Pros of full-range speakers include simplicity (only one driver, no crossover needed), coherence of sound (since all frequencies come from a single source), and potential cost-effectiveness. Cons can include potential limitations in frequency reproduction and potential distortion at high volumes, since a single driver is tasked with producing all frequencies.
How do I know if my speakers are full range?
You can determine if a speaker is full-range by checking its specifications for the frequency range. A full-range speaker should have a frequency range of about 20Hz to 20kHz, which covers the spectrum of human hearing.
What music is not suitable for full-range speakers?
Music with extremely low bass or very high frequencies may not be well-suited to full-range speakers, especially those with smaller drivers. This is because these speakers may struggle to accurately reproduce such extreme frequencies.
What sound quality is full range speaker?
Full-range speakers can produce sound quality that covers the entire audio frequency spectrum (roughly 20Hz to 20kHz). Their sound quality can vary widely, though, depending on factors like the quality of the speaker’s components and construction.
Do full range speakers need an amplifier?
Yes, like all passive speakers, full-range speakers need an amplifier to function. The amplifier boosts the audio signal so it’s strong enough to drive the speaker.
What is the difference between a full range speaker and a subwoofer?
A full-range speaker is designed to cover the entire audio frequency spectrum, while a subwoofer is specialized to reproduce only very low frequencies.
Do full range speakers have bass?
Yes, full range speakers are designed to cover the entire frequency range relevant to human hearing, which is typically between 20 Hz and 20,000 Hz. This range includes bass frequencies, typically considered to be from 20 Hz to about 250 Hz. Therefore, full range speakers do have the ability to produce bass sounds. However, the depth and quality of the bass produced can depend on the specific design and quality of the speakers.
Are full-range speakers better than other multi-way speakers?
Yes, full-range speakers often excel over multi-way speakers due to their simplified design. Using a single driver to produce all sound frequencies, they provide more natural sound output and eliminate crossover issues, resulting in clearer and more powerful mid-level tones. Thus, for those seeking an enhanced listening experience, full-range speakers are a superior choice.

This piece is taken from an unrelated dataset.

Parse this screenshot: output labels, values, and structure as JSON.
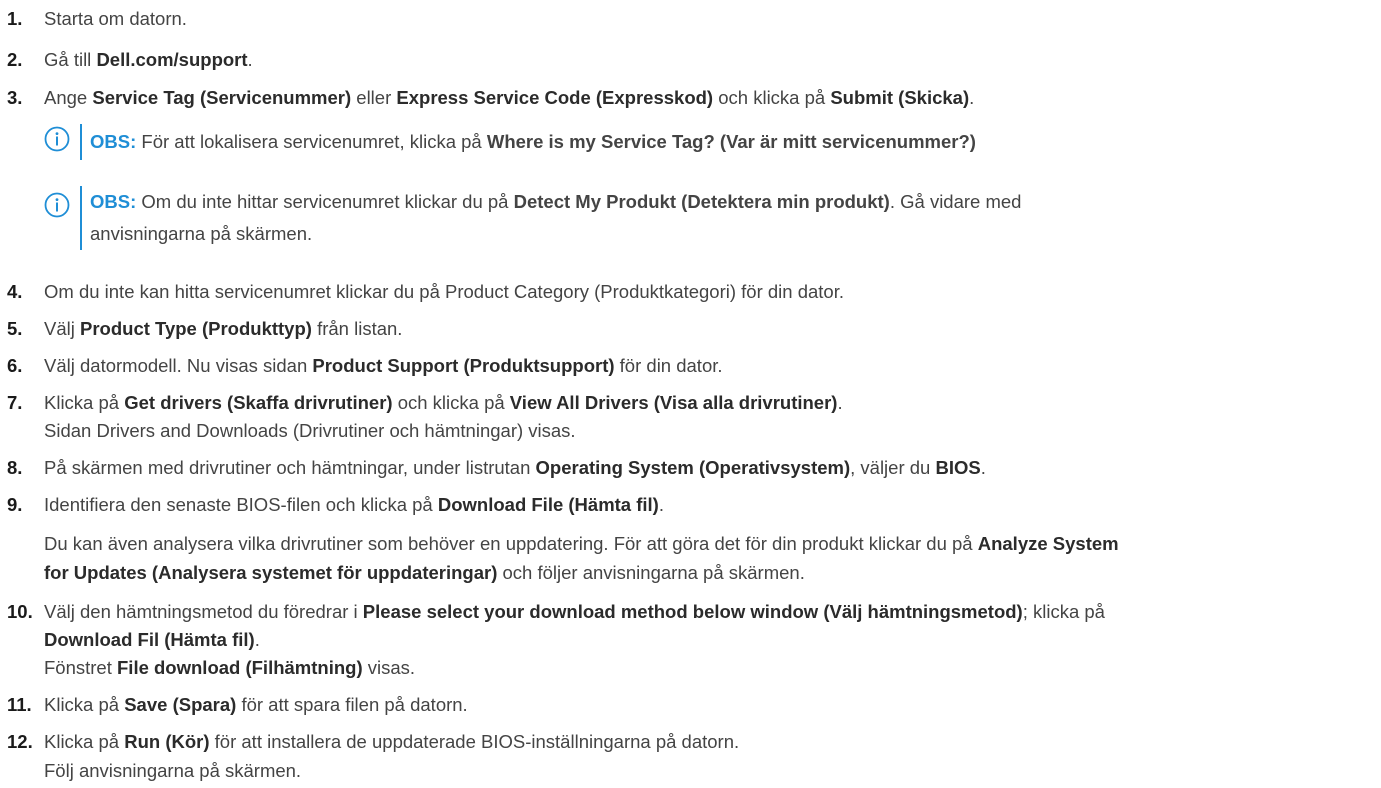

How to get more bass out of a full range speaker?
To enhance bass output from a full-range speaker, follow these steps:
- Positioning: Place the speaker near walls or corners to amplify bass.
- Equalization: Use an equalizer to boost lower frequencies.
- Subwoofer: Add a subwoofer for enhanced low-frequency response.
- Speaker Enclosure: Ensure the speaker is in a well-designed enclosure.
- Component Upgrade: Upgrade to a high-quality woofer or add a bass port.
- Room Acoustics: Improve acoustics with rugs, curtains, or panels.
- Amplifier Power: Use a sufficiently powerful amplifier.
- Crossover Settings: Adjust crossover for low-frequency emphasis.
- Speaker Isolation: Use stands or pads for better bass focus.
- Bass Reflex Ports: Incorporate bass reflex ports in speaker design.
In conclusion, full-range speakers provide a practical, all-in-one solution to audio needs, covering the entire frequency range that the human ear can perceive. I hope this guide has helped you unravel the mystery behind full-range speakers and that you now fully understand how these speakers work and how they have contributed to the development of audio technology.
If you have any additional questions regarding this topic or need some professional advice, feel free to leave a comment, and I will answer you as soon as possible.
Monica Rivas is a Reviewer and Content Manager of Audiofavorite, she is an audiophile for many years and she helps people to learn all they need about audio, speakers, sound etc.